What the task asks: Every record below should be repeated exactly, with the pictures left out.

---

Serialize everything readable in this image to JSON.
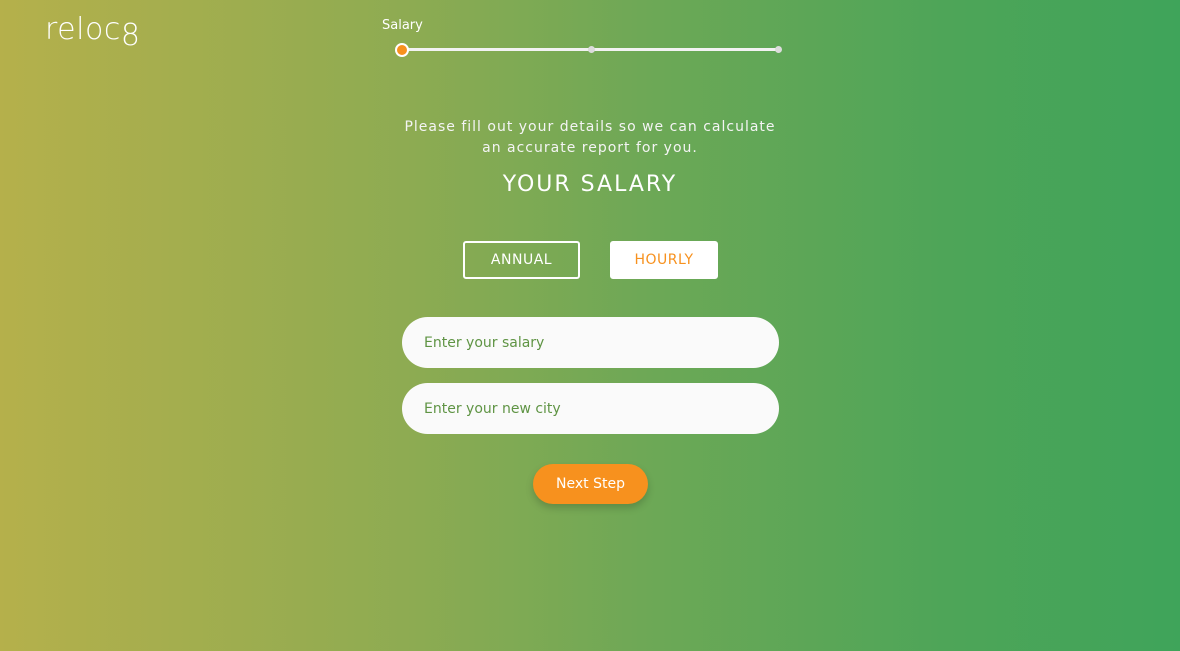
{
  "brand": {
    "logo_prefix": "reloc",
    "logo_suffix": "8"
  },
  "progress": {
    "current_step_label": "Salary",
    "current_step": 1,
    "total_steps": 3
  },
  "intro": {
    "line1": "Please fill out your details so we can calculate",
    "line2": "an accurate report for you."
  },
  "title": "YOUR SALARY",
  "pay_type": {
    "annual_label": "ANNUAL",
    "hourly_label": "HOURLY",
    "selected": "hourly"
  },
  "form": {
    "salary_value": "",
    "salary_placeholder": "Enter your salary",
    "city_value": "",
    "city_placeholder": "Enter your new city"
  },
  "next_button_label": "Next Step",
  "colors": {
    "accent": "#f7911e",
    "gradient_start": "#b5b04b",
    "gradient_end": "#3fa45a"
  }
}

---

Answer to the problem:
Serialize everything readable in this image to JSON.
{
  "brand": {
    "logo_prefix": "reloc",
    "logo_suffix": "8"
  },
  "progress": {
    "current_step_label": "Salary",
    "current_step": 1,
    "total_steps": 3
  },
  "intro": {
    "line1": "Please fill out your details so we can calculate",
    "line2": "an accurate report for you."
  },
  "title": "YOUR SALARY",
  "pay_type": {
    "annual_label": "ANNUAL",
    "hourly_label": "HOURLY",
    "selected": "hourly"
  },
  "form": {
    "salary_value": "",
    "salary_placeholder": "Enter your salary",
    "city_value": "",
    "city_placeholder": "Enter your new city"
  },
  "next_button_label": "Next Step",
  "colors": {
    "accent": "#f7911e",
    "gradient_start": "#b5b04b",
    "gradient_end": "#3fa45a"
  }
}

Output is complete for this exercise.